My recollection is that originally there was supposed to be a detailed assessment of that pilot before it was rolled out, but that after the election of 2015 the Prime Minister said it would carry on regardless. Where is the evidence that it has had any positive impact, or that it has not had a discriminatory effect, as the High Court judge found last week?
I am minded, given the High Court judgment of last week, to be careful what I say about the issue, and I hope that the hon. Gentleman will forgive me if I just go on to speak a little about the evaluation of October 2015, which included 550 responses to online surveys, 12 focus groups, 36 one-on-one interviews and a mystery shopping exercise involving 332 encounters. That evaluation found that there was no systemic discrimination on the basis of race. The law was, and remains, absolutely clear that discriminatory treatment on the part of anyone carrying out the checks is unlawful.
Despite that, as hon. Members have mentioned, on Friday last week the checks were declared incompatible with the European convention on human rights. We disagree with the finding and are appealing the judgment. We remain committed to the principle that if someone has no right to be in this country they should not be renting property. This country has a proud tradition of upholding and promoting human rights, and we have set the standard internationally for the strength of our legal protections against discrimination. The High Court decision is not something we should take lightly.
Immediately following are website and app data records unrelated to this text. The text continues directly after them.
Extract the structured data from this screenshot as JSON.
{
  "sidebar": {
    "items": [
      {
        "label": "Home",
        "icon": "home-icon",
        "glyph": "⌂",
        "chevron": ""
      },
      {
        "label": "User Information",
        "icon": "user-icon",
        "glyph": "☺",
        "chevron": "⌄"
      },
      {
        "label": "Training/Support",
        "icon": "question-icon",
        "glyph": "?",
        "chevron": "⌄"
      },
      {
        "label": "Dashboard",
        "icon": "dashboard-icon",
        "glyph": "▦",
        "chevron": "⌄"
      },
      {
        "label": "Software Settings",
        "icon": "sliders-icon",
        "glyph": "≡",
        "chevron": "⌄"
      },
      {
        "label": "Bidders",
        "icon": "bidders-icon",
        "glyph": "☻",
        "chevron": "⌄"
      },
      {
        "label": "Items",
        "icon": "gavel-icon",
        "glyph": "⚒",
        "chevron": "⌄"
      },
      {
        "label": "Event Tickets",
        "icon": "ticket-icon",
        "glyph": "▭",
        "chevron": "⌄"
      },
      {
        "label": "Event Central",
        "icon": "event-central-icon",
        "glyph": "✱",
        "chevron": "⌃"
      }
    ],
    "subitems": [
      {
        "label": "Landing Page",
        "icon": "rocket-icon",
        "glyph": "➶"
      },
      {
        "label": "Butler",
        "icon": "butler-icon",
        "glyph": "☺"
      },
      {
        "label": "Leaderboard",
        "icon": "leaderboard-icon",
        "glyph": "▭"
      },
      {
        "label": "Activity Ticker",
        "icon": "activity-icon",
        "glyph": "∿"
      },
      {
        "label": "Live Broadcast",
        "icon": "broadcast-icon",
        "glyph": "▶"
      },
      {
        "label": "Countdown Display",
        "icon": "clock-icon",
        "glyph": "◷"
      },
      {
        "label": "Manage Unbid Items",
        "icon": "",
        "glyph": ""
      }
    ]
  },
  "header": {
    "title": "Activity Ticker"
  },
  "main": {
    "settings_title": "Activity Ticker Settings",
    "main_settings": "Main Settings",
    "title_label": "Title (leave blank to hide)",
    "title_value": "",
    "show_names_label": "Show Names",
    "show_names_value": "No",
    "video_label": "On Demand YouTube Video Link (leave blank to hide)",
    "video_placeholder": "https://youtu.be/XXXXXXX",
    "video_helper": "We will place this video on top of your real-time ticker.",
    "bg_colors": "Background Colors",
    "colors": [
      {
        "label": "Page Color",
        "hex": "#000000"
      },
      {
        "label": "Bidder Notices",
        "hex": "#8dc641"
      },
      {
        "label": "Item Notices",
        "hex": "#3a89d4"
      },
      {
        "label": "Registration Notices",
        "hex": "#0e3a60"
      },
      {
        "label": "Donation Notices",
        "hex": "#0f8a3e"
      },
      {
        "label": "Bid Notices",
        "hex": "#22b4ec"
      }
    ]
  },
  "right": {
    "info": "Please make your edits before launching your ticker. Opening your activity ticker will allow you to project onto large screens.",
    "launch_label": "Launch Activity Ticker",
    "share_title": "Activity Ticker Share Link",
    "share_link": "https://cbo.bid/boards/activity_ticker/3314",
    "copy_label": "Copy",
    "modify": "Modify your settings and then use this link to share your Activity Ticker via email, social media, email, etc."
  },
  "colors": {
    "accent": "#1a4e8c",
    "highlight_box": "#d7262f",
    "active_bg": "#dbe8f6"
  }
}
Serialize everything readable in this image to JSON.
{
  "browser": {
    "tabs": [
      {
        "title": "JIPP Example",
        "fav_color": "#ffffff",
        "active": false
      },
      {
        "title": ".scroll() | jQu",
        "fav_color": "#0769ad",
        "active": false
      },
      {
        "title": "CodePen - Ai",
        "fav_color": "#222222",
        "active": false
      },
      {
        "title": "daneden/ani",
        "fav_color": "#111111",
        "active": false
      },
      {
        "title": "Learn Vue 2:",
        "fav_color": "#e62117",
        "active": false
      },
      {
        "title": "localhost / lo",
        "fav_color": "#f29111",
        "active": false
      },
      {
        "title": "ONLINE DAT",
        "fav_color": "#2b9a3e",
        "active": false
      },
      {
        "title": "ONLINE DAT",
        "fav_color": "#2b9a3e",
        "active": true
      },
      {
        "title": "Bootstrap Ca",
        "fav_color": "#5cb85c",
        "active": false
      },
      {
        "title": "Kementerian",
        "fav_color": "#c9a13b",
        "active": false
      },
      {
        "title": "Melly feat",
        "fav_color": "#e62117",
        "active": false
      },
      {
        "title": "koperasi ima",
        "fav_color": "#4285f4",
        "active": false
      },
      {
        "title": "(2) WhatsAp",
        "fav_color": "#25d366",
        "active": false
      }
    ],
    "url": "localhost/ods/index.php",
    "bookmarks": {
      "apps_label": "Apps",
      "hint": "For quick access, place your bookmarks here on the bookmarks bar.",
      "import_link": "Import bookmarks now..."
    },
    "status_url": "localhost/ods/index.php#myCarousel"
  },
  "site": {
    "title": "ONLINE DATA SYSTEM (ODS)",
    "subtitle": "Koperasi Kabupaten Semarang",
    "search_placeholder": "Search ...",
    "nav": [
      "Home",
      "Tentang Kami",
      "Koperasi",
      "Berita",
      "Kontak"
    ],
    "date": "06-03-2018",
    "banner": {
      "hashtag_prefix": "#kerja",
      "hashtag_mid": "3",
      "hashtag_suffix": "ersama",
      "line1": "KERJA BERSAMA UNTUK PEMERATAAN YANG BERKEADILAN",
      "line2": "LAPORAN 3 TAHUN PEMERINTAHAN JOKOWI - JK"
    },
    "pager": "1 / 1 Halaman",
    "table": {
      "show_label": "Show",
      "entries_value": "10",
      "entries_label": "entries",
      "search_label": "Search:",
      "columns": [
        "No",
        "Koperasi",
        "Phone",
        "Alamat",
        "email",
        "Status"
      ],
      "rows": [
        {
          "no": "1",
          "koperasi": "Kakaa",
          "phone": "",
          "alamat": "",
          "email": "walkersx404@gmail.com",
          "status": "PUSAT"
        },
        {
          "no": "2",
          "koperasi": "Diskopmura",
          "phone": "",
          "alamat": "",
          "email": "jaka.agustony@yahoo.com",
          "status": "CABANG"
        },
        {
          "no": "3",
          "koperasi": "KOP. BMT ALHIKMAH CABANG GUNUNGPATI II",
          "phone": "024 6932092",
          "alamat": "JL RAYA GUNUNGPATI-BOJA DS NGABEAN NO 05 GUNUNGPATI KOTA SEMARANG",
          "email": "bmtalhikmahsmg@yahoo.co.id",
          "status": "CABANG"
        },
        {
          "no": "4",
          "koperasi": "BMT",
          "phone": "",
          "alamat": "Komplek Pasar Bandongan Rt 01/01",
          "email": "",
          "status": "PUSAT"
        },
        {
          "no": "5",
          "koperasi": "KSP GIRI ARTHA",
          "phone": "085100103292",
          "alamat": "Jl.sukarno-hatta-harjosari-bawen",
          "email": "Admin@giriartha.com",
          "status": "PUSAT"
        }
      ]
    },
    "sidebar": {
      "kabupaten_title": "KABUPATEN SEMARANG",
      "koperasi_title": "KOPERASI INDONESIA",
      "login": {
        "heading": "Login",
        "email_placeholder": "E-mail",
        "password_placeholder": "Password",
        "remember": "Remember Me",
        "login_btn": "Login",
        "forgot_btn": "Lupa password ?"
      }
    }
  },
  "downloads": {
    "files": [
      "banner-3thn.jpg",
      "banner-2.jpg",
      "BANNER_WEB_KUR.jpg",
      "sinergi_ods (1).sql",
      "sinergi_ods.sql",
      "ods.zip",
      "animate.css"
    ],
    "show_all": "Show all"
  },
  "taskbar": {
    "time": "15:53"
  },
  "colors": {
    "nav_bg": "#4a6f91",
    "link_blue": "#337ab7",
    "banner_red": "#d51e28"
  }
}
We hear what the Minister is saying about people who have no right to be here, but the fact is that people who have a right to be here can become a victim of the hostile environment. That is what happened with Windrush.
As I was saying, the High Court decision is not something we take lightly, but we have been granted permission to appeal all aspects of the judgment. In the meantime, the provisions passed by this House in 2014 remain in force. Landlords and letting agents are still expected to conduct right-to-rent checks, as required in legislation, and they are still expected not to discriminate against anyone on the basis of their colour or where they come from.
As my right hon. Friend the Home Secretary has previously made clear, we are looking at options for evaluating the operation of the scheme, adding significantly to the evaluation that has previously been done. The Home Secretary has written to Wendy Williams to draw her attention to the High Court’s findings. The lessons learned review is identifying the key legislative, policy and operational failures that resulted in members of the Windrush generation becoming entangled in measures designed for illegal immigrants.
I will continue to chair meetings of the right-to-rent consultative panel with Lord Best, to discuss this and other matters relating to the operation of the scheme. I reiterate my steadfast commitment to tackling discrimination in all its forms, and I am committed to building an immigration system that provides control, but is also fair, humane and fully compliant with the law. I hope that in the light of these points the hon. Gentleman will withdraw his new clause.